● TASK DESCRIPTION
The records below should be written out again, exactly.

(GIVEN DATA begins)

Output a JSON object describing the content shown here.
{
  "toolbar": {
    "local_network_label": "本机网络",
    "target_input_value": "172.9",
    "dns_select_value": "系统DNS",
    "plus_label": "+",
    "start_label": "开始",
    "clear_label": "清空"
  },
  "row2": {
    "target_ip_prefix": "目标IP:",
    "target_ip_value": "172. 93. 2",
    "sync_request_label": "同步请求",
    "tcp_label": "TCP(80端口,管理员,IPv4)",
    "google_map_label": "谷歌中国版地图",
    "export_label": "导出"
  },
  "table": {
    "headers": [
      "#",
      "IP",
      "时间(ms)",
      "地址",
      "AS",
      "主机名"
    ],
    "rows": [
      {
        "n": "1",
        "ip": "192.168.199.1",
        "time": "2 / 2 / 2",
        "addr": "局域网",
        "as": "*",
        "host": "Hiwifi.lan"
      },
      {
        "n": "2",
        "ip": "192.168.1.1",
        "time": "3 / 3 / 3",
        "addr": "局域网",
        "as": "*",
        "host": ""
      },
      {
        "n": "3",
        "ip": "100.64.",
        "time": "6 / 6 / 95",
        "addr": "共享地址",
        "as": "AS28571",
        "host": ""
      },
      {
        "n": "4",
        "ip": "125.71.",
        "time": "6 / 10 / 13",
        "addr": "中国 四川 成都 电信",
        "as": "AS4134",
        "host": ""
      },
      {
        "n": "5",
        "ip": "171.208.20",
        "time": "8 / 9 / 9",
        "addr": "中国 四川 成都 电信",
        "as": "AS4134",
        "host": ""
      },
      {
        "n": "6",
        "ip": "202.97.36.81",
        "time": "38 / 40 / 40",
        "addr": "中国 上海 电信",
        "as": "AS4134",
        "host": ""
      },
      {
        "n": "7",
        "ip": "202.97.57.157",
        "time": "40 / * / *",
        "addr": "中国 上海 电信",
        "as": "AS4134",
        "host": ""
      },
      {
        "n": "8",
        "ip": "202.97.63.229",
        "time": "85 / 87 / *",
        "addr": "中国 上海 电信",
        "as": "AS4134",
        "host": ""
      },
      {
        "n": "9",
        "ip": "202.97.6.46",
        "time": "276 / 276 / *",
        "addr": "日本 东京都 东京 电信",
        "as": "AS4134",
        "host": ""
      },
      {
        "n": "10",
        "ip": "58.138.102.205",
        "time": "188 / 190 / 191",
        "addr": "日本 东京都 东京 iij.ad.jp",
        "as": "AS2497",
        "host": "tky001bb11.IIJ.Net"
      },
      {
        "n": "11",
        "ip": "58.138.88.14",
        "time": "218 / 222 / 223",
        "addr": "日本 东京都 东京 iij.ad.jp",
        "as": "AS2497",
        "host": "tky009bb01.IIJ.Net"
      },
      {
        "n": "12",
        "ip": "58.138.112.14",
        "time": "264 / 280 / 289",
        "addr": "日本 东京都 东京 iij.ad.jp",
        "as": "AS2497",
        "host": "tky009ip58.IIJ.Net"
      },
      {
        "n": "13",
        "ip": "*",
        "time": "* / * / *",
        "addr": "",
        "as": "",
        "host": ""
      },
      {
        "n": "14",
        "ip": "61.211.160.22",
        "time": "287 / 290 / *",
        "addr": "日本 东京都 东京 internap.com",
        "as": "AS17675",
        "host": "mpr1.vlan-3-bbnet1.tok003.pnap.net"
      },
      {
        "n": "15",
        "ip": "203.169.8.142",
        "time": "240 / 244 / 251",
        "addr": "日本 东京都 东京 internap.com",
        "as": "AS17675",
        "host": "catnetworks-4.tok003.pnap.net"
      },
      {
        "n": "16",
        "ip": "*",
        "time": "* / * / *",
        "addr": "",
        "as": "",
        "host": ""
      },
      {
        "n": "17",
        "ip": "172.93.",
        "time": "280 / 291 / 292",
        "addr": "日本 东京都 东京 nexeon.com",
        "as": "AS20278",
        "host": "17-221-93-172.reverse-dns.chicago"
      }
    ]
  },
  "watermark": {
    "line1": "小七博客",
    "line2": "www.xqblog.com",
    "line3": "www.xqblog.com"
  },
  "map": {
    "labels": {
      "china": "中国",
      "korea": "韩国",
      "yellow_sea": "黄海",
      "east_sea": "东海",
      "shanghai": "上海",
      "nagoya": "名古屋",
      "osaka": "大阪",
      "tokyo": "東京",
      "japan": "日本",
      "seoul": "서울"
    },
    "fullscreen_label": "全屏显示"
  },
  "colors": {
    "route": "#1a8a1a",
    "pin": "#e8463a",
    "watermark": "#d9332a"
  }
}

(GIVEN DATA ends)

● THE ANSWER
Output a JSON object describing the content shown here.
{
  "toolbar": {
    "local_network_label": "本机网络",
    "target_input_value": "172.9",
    "dns_select_value": "系统DNS",
    "plus_label": "+",
    "start_label": "开始",
    "clear_label": "清空"
  },
  "row2": {
    "target_ip_prefix": "目标IP:",
    "target_ip_value": "172. 93. 2",
    "sync_request_label": "同步请求",
    "tcp_label": "TCP(80端口,管理员,IPv4)",
    "google_map_label": "谷歌中国版地图",
    "export_label": "导出"
  },
  "table": {
    "headers": [
      "#",
      "IP",
      "时间(ms)",
      "地址",
      "AS",
      "主机名"
    ],
    "rows": [
      {
        "n": "1",
        "ip": "192.168.199.1",
        "time": "2 / 2 / 2",
        "addr": "局域网",
        "as": "*",
        "host": "Hiwifi.lan"
      },
      {
        "n": "2",
        "ip": "192.168.1.1",
        "time": "3 / 3 / 3",
        "addr": "局域网",
        "as": "*",
        "host": ""
      },
      {
        "n": "3",
        "ip": "100.64.",
        "time": "6 / 6 / 95",
        "addr": "共享地址",
        "as": "AS28571",
        "host": ""
      },
      {
        "n": "4",
        "ip": "125.71.",
        "time": "6 / 10 / 13",
        "addr": "中国 四川 成都 电信",
        "as": "AS4134",
        "host": ""
      },
      {
        "n": "5",
        "ip": "171.208.20",
        "time": "8 / 9 / 9",
        "addr": "中国 四川 成都 电信",
        "as": "AS4134",
        "host": ""
      },
      {
        "n": "6",
        "ip": "202.97.36.81",
        "time": "38 / 40 / 40",
        "addr": "中国 上海 电信",
        "as": "AS4134",
        "host": ""
      },
      {
        "n": "7",
        "ip": "202.97.57.157",
        "time": "40 / * / *",
        "addr": "中国 上海 电信",
        "as": "AS4134",
        "host": ""
      },
      {
        "n": "8",
        "ip": "202.97.63.229",
        "time": "85 / 87 / *",
        "addr": "中国 上海 电信",
        "as": "AS4134",
        "host": ""
      },
      {
        "n": "9",
        "ip": "202.97.6.46",
        "time": "276 / 276 / *",
        "addr": "日本 东京都 东京 电信",
        "as": "AS4134",
        "host": ""
      },
      {
        "n": "10",
        "ip": "58.138.102.205",
        "time": "188 / 190 / 191",
        "addr": "日本 东京都 东京 iij.ad.jp",
        "as": "AS2497",
        "host": "tky001bb11.IIJ.Net"
      },
      {
        "n": "11",
        "ip": "58.138.88.14",
        "time": "218 / 222 / 223",
        "addr": "日本 东京都 东京 iij.ad.jp",
        "as": "AS2497",
        "host": "tky009bb01.IIJ.Net"
      },
      {
        "n": "12",
        "ip": "58.138.112.14",
        "time": "264 / 280 / 289",
        "addr": "日本 东京都 东京 iij.ad.jp",
        "as": "AS2497",
        "host": "tky009ip58.IIJ.Net"
      },
      {
        "n": "13",
        "ip": "*",
        "time": "* / * / *",
        "addr": "",
        "as": "",
        "host": ""
      },
      {
        "n": "14",
        "ip": "61.211.160.22",
        "time": "287 / 290 / *",
        "addr": "日本 东京都 东京 internap.com",
        "as": "AS17675",
        "host": "mpr1.vlan-3-bbnet1.tok003.pnap.net"
      },
      {
        "n": "15",
        "ip": "203.169.8.142",
        "time": "240 / 244 / 251",
        "addr": "日本 东京都 东京 internap.com",
        "as": "AS17675",
        "host": "catnetworks-4.tok003.pnap.net"
      },
      {
        "n": "16",
        "ip": "*",
        "time": "* / * / *",
        "addr": "",
        "as": "",
        "host": ""
      },
      {
        "n": "17",
        "ip": "172.93.",
        "time": "280 / 291 / 292",
        "addr": "日本 东京都 东京 nexeon.com",
        "as": "AS20278",
        "host": "17-221-93-172.reverse-dns.chicago"
      }
    ]
  },
  "watermark": {
    "line1": "小七博客",
    "line2": "www.xqblog.com",
    "line3": "www.xqblog.com"
  },
  "map": {
    "labels": {
      "china": "中国",
      "korea": "韩国",
      "yellow_sea": "黄海",
      "east_sea": "东海",
      "shanghai": "上海",
      "nagoya": "名古屋",
      "osaka": "大阪",
      "tokyo": "東京",
      "japan": "日本",
      "seoul": "서울"
    },
    "fullscreen_label": "全屏显示"
  },
  "colors": {
    "route": "#1a8a1a",
    "pin": "#e8463a",
    "watermark": "#d9332a"
  }
}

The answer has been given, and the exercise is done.